▸ **Supplied material**
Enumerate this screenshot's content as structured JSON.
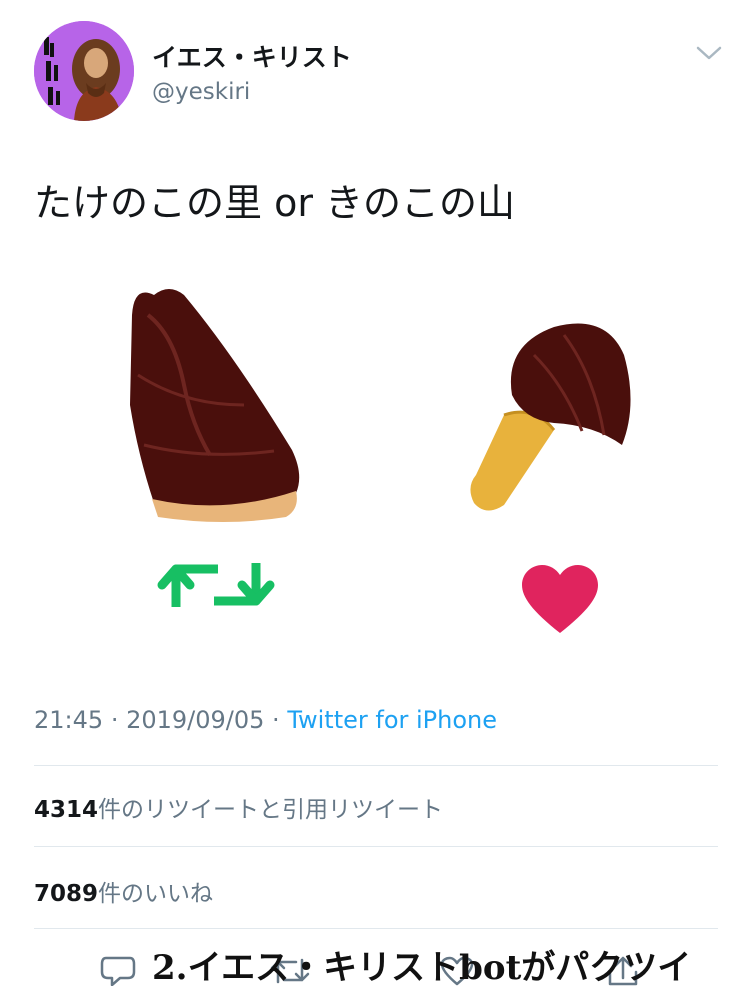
{
  "tweet": {
    "display_name": "イエス・キリスト",
    "handle": "@yeskiri",
    "text": "たけのこの里 or きのこの山",
    "time": "21:45",
    "date": "2019/09/05",
    "source": "Twitter for iPhone",
    "retweets_count": "4314",
    "retweets_label": "件のリツイートと引用リツイート",
    "likes_count": "7089",
    "likes_label": "件のいいね"
  },
  "caption": "2.イエス・キリストbotがパクツイ",
  "icons": [
    "chevron-down-icon",
    "retweet-icon",
    "heart-icon",
    "reply-icon",
    "retweet-action-icon",
    "like-action-icon",
    "share-icon"
  ],
  "colors": {
    "accent": "#1da1f2",
    "retweet": "#17bf63",
    "heart": "#e0245e",
    "muted": "#657786",
    "avatar_bg": "#b764e8"
  }
}
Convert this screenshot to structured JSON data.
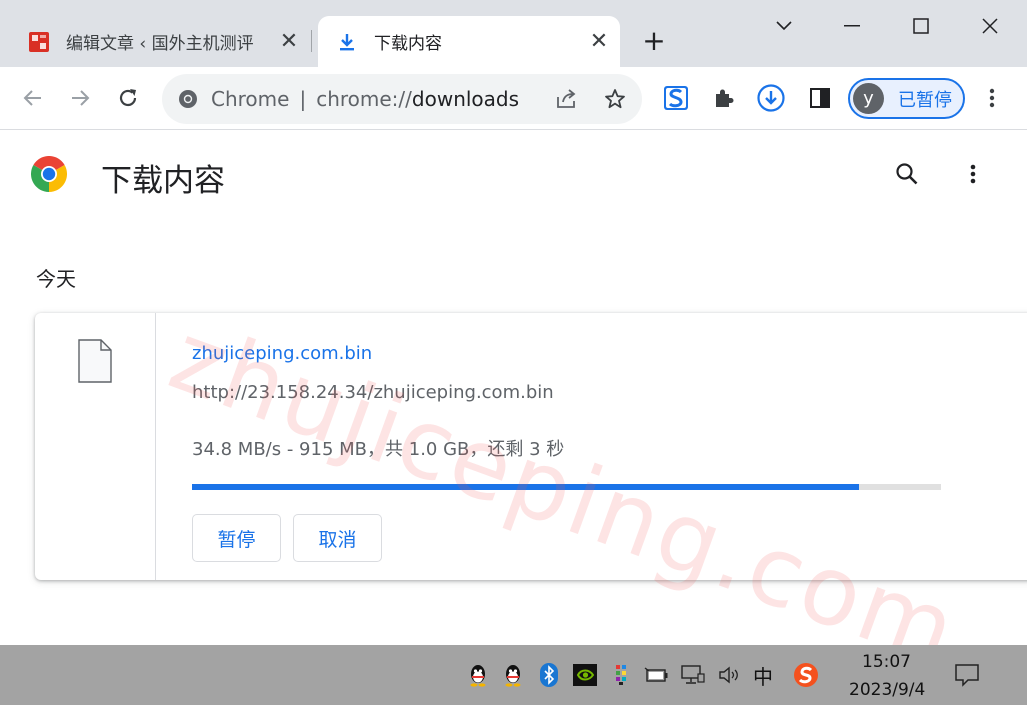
{
  "browser": {
    "tabs": [
      {
        "title": "编辑文章 ‹ 国外主机测评",
        "close": "✕"
      },
      {
        "title": "下载内容",
        "close": "✕"
      }
    ],
    "new_tab": "+",
    "window_controls": [
      "chevron-down-icon",
      "minimize-icon",
      "maximize-icon",
      "close-icon"
    ]
  },
  "toolbar": {
    "origin": "Chrome",
    "separator": "|",
    "scheme": "chrome://",
    "path": "downloads",
    "profile_initial": "y",
    "profile_status": "已暂停",
    "accent_color": "#1a73e8"
  },
  "page": {
    "title": "下载内容",
    "date_group": "今天",
    "watermark": "zhujiceping.com"
  },
  "download": {
    "file_name": "zhujiceping.com.bin",
    "url": "http://23.158.24.34/zhujiceping.com.bin",
    "status": "34.8 MB/s - 915 MB，共 1.0 GB，还剩 3 秒",
    "progress_percent": 89,
    "pause_label": "暂停",
    "cancel_label": "取消"
  },
  "taskbar": {
    "ime_label": "中",
    "time": "15:07",
    "date": "2023/9/4"
  }
}
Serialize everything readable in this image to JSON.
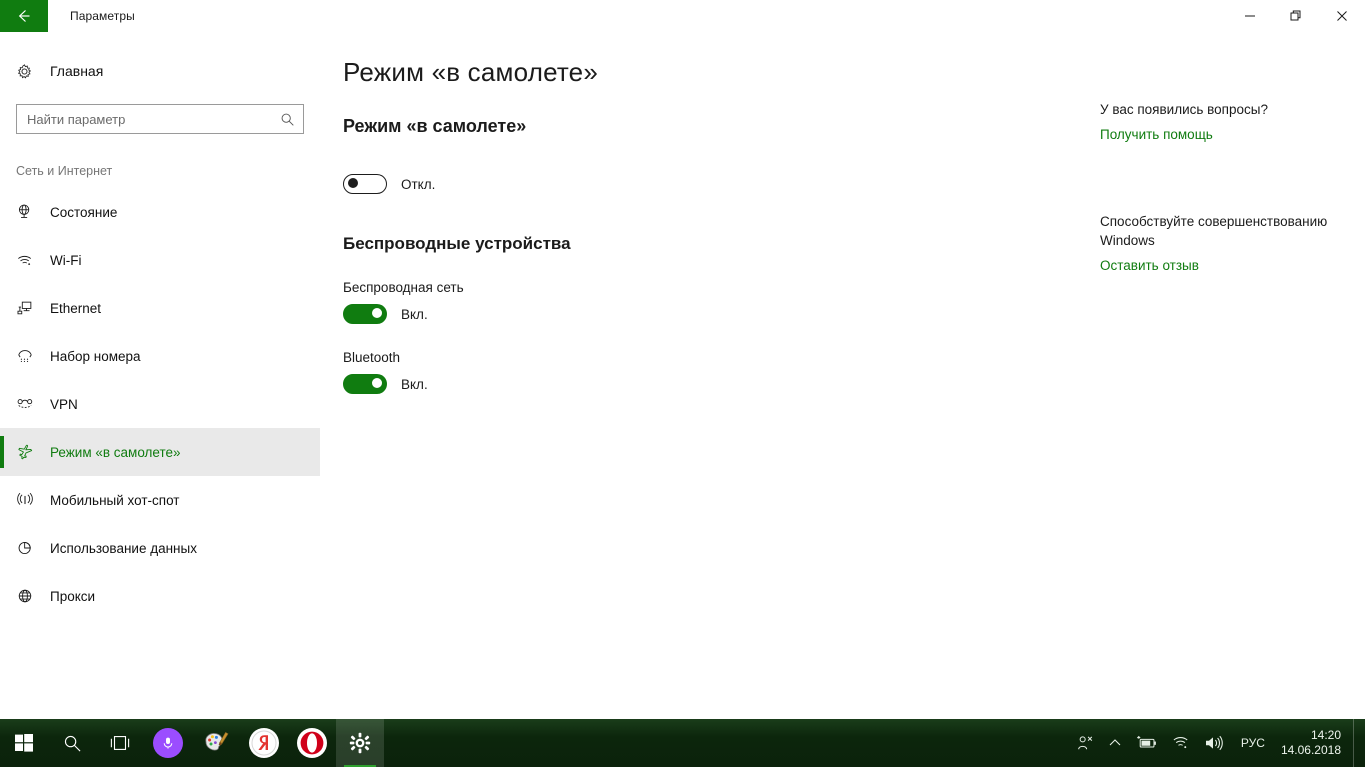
{
  "window": {
    "title": "Параметры",
    "back_icon": "back-arrow-icon",
    "minimize_label": "Свернуть",
    "restore_label": "Развернуть",
    "close_label": "Закрыть"
  },
  "sidebar": {
    "home": {
      "label": "Главная",
      "icon": "gear-icon"
    },
    "search": {
      "placeholder": "Найти параметр",
      "value": "",
      "icon": "search-icon"
    },
    "group_title": "Сеть и Интернет",
    "items": [
      {
        "label": "Состояние",
        "icon": "status-globe-icon",
        "selected": false
      },
      {
        "label": "Wi-Fi",
        "icon": "wifi-icon",
        "selected": false
      },
      {
        "label": "Ethernet",
        "icon": "ethernet-icon",
        "selected": false
      },
      {
        "label": "Набор номера",
        "icon": "dialup-icon",
        "selected": false
      },
      {
        "label": "VPN",
        "icon": "vpn-icon",
        "selected": false
      },
      {
        "label": "Режим «в самолете»",
        "icon": "airplane-icon",
        "selected": true
      },
      {
        "label": "Мобильный хот-спот",
        "icon": "hotspot-icon",
        "selected": false
      },
      {
        "label": "Использование данных",
        "icon": "data-usage-icon",
        "selected": false
      },
      {
        "label": "Прокси",
        "icon": "proxy-globe-icon",
        "selected": false
      }
    ]
  },
  "main": {
    "page_title": "Режим «в самолете»",
    "airplane_section": {
      "heading": "Режим «в самолете»",
      "toggle_state": "Откл.",
      "toggle_on": false
    },
    "wireless_section": {
      "heading": "Беспроводные устройства",
      "devices": [
        {
          "label": "Беспроводная сеть",
          "toggle_state": "Вкл.",
          "toggle_on": true
        },
        {
          "label": "Bluetooth",
          "toggle_state": "Вкл.",
          "toggle_on": true
        }
      ]
    }
  },
  "aside": {
    "help_heading": "У вас появились вопросы?",
    "help_link": "Получить помощь",
    "feedback_heading": "Способствуйте совершенствованию Windows",
    "feedback_link": "Оставить отзыв"
  },
  "taskbar": {
    "start": "start-icon",
    "search": "search-icon",
    "task_view": "task-view-icon",
    "apps": [
      {
        "name": "cortana-icon",
        "color": "#9b4dff"
      },
      {
        "name": "paint-icon",
        "color": "#f2f2f2"
      },
      {
        "name": "yandex-browser-icon",
        "color": "#ffffff",
        "glyph": "Y"
      },
      {
        "name": "opera-icon",
        "color": "#ffffff",
        "glyph": "O"
      },
      {
        "name": "settings-icon",
        "color": "#ffffff",
        "active": true
      }
    ],
    "tray": {
      "people": "people-icon",
      "show_hidden": "chevron-up-icon",
      "battery": "battery-charging-icon",
      "network": "wifi-icon",
      "volume": "speaker-icon",
      "language": "РУС"
    },
    "clock": {
      "time": "14:20",
      "date": "14.06.2018"
    }
  },
  "colors": {
    "accent_green": "#107C10",
    "link_green": "#107C10",
    "selected_row_bg": "#e9e9e9",
    "taskbar_bg": "#0c260c"
  }
}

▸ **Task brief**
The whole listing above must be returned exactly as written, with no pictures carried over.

▸ **Task output**
Enumerate this screenshot's content as structured JSON.
{
  "tweet": {
    "display_name": "イエス・キリスト",
    "handle": "@yeskiri",
    "text": "たけのこの里 or きのこの山",
    "time": "21:45",
    "date": "2019/09/05",
    "source": "Twitter for iPhone",
    "retweets_count": "4314",
    "retweets_label": "件のリツイートと引用リツイート",
    "likes_count": "7089",
    "likes_label": "件のいいね"
  },
  "caption": "2.イエス・キリストbotがパクツイ",
  "icons": [
    "chevron-down-icon",
    "retweet-icon",
    "heart-icon",
    "reply-icon",
    "retweet-action-icon",
    "like-action-icon",
    "share-icon"
  ],
  "colors": {
    "accent": "#1da1f2",
    "retweet": "#17bf63",
    "heart": "#e0245e",
    "muted": "#657786",
    "avatar_bg": "#b764e8"
  }
}
Convert this screenshot to structured JSON data.
{
  "browser": {
    "tabs": [
      {
        "title": "编辑文章 ‹ 国外主机测评",
        "close": "✕"
      },
      {
        "title": "下载内容",
        "close": "✕"
      }
    ],
    "new_tab": "+",
    "window_controls": [
      "chevron-down-icon",
      "minimize-icon",
      "maximize-icon",
      "close-icon"
    ]
  },
  "toolbar": {
    "origin": "Chrome",
    "separator": "|",
    "scheme": "chrome://",
    "path": "downloads",
    "profile_initial": "y",
    "profile_status": "已暂停",
    "accent_color": "#1a73e8"
  },
  "page": {
    "title": "下载内容",
    "date_group": "今天",
    "watermark": "zhujiceping.com"
  },
  "download": {
    "file_name": "zhujiceping.com.bin",
    "url": "http://23.158.24.34/zhujiceping.com.bin",
    "status": "34.8 MB/s - 915 MB，共 1.0 GB，还剩 3 秒",
    "progress_percent": 89,
    "pause_label": "暂停",
    "cancel_label": "取消"
  },
  "taskbar": {
    "ime_label": "中",
    "time": "15:07",
    "date": "2023/9/4"
  }
}
Serialize everything readable in this image to JSON.
{
  "window": {
    "title": "Параметры",
    "back_icon": "back-arrow-icon",
    "minimize_label": "Свернуть",
    "restore_label": "Развернуть",
    "close_label": "Закрыть"
  },
  "sidebar": {
    "home": {
      "label": "Главная",
      "icon": "gear-icon"
    },
    "search": {
      "placeholder": "Найти параметр",
      "value": "",
      "icon": "search-icon"
    },
    "group_title": "Сеть и Интернет",
    "items": [
      {
        "label": "Состояние",
        "icon": "status-globe-icon",
        "selected": false
      },
      {
        "label": "Wi-Fi",
        "icon": "wifi-icon",
        "selected": false
      },
      {
        "label": "Ethernet",
        "icon": "ethernet-icon",
        "selected": false
      },
      {
        "label": "Набор номера",
        "icon": "dialup-icon",
        "selected": false
      },
      {
        "label": "VPN",
        "icon": "vpn-icon",
        "selected": false
      },
      {
        "label": "Режим «в самолете»",
        "icon": "airplane-icon",
        "selected": true
      },
      {
        "label": "Мобильный хот-спот",
        "icon": "hotspot-icon",
        "selected": false
      },
      {
        "label": "Использование данных",
        "icon": "data-usage-icon",
        "selected": false
      },
      {
        "label": "Прокси",
        "icon": "proxy-globe-icon",
        "selected": false
      }
    ]
  },
  "main": {
    "page_title": "Режим «в самолете»",
    "airplane_section": {
      "heading": "Режим «в самолете»",
      "toggle_state": "Откл.",
      "toggle_on": false
    },
    "wireless_section": {
      "heading": "Беспроводные устройства",
      "devices": [
        {
          "label": "Беспроводная сеть",
          "toggle_state": "Вкл.",
          "toggle_on": true
        },
        {
          "label": "Bluetooth",
          "toggle_state": "Вкл.",
          "toggle_on": true
        }
      ]
    }
  },
  "aside": {
    "help_heading": "У вас появились вопросы?",
    "help_link": "Получить помощь",
    "feedback_heading": "Способствуйте совершенствованию Windows",
    "feedback_link": "Оставить отзыв"
  },
  "taskbar": {
    "start": "start-icon",
    "search": "search-icon",
    "task_view": "task-view-icon",
    "apps": [
      {
        "name": "cortana-icon",
        "color": "#9b4dff"
      },
      {
        "name": "paint-icon",
        "color": "#f2f2f2"
      },
      {
        "name": "yandex-browser-icon",
        "color": "#ffffff",
        "glyph": "Y"
      },
      {
        "name": "opera-icon",
        "color": "#ffffff",
        "glyph": "O"
      },
      {
        "name": "settings-icon",
        "color": "#ffffff",
        "active": true
      }
    ],
    "tray": {
      "people": "people-icon",
      "show_hidden": "chevron-up-icon",
      "battery": "battery-charging-icon",
      "network": "wifi-icon",
      "volume": "speaker-icon",
      "language": "РУС"
    },
    "clock": {
      "time": "14:20",
      "date": "14.06.2018"
    }
  },
  "colors": {
    "accent_green": "#107C10",
    "link_green": "#107C10",
    "selected_row_bg": "#e9e9e9",
    "taskbar_bg": "#0c260c"
  }
}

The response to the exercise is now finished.